▶ **Provided data**:
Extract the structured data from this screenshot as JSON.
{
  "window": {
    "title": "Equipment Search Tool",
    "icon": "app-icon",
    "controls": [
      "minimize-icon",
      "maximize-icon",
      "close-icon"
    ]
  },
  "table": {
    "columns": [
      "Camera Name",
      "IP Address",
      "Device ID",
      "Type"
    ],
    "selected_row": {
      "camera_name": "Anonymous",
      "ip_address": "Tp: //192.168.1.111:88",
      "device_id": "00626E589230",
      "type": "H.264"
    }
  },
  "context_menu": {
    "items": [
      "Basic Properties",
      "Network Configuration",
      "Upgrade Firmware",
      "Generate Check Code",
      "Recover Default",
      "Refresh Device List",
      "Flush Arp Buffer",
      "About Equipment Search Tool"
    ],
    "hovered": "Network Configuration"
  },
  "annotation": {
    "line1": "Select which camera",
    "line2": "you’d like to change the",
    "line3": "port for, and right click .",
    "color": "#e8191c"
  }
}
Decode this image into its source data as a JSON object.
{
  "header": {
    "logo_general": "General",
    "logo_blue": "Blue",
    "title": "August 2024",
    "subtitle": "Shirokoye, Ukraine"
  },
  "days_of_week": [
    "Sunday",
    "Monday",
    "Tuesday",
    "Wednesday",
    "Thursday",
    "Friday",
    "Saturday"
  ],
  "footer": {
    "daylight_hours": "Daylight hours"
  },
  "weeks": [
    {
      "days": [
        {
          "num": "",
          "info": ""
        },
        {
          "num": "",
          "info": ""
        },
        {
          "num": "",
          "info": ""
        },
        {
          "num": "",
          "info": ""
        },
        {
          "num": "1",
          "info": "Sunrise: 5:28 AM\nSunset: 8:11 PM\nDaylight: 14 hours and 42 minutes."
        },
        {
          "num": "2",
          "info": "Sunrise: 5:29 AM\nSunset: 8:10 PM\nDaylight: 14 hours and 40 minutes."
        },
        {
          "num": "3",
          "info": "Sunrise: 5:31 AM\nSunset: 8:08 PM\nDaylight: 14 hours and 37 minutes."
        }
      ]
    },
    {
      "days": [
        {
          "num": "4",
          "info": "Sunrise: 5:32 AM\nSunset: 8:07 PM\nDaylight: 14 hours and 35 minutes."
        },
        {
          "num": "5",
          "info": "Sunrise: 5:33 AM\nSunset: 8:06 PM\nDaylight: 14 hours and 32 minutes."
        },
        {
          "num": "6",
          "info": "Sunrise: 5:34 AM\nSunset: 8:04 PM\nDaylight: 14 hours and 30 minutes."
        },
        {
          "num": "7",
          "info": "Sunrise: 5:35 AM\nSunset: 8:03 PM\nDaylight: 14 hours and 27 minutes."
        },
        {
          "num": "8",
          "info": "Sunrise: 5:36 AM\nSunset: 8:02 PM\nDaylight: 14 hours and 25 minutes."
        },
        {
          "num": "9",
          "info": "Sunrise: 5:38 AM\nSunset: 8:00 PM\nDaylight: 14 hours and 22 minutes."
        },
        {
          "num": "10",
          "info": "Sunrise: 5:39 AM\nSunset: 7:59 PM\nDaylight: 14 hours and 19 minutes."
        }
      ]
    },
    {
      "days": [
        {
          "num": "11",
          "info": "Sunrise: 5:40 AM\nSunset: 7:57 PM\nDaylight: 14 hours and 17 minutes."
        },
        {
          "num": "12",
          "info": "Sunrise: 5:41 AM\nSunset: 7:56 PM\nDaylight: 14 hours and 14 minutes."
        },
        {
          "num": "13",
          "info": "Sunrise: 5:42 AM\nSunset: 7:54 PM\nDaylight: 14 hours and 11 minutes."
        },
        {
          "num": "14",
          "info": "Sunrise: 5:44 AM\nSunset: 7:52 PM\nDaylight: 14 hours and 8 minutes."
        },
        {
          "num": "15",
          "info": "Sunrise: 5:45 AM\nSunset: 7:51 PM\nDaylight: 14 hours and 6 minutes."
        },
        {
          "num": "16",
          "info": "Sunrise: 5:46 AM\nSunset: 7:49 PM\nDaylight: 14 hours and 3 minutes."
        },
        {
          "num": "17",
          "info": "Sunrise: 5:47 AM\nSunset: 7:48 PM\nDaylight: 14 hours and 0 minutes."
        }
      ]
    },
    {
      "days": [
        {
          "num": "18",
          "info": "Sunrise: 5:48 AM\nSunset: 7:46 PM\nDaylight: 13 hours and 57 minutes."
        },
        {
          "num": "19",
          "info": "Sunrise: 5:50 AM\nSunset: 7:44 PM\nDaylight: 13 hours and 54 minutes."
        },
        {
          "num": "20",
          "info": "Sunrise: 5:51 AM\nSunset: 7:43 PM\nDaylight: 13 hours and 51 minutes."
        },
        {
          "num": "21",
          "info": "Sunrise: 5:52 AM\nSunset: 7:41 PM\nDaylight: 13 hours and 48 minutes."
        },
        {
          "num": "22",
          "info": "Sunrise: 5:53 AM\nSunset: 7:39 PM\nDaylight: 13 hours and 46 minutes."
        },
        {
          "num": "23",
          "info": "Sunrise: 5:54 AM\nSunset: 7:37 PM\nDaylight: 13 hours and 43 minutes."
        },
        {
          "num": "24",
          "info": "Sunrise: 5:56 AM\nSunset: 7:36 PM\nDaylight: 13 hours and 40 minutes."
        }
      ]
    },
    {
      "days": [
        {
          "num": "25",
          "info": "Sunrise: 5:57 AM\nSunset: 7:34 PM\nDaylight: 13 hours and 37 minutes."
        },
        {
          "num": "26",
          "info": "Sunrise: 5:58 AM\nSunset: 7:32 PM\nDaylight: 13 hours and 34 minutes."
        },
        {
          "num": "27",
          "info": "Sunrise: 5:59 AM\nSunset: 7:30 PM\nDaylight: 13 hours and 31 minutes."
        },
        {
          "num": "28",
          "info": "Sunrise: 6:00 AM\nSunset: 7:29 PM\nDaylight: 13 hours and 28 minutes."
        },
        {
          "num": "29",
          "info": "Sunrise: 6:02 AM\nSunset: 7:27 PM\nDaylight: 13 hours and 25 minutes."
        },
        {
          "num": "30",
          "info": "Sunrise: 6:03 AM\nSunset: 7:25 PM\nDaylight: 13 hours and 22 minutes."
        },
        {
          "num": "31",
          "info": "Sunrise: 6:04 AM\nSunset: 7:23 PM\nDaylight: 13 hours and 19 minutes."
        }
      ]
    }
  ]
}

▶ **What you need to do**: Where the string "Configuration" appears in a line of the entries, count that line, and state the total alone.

▶ **Response to the exercise**: 2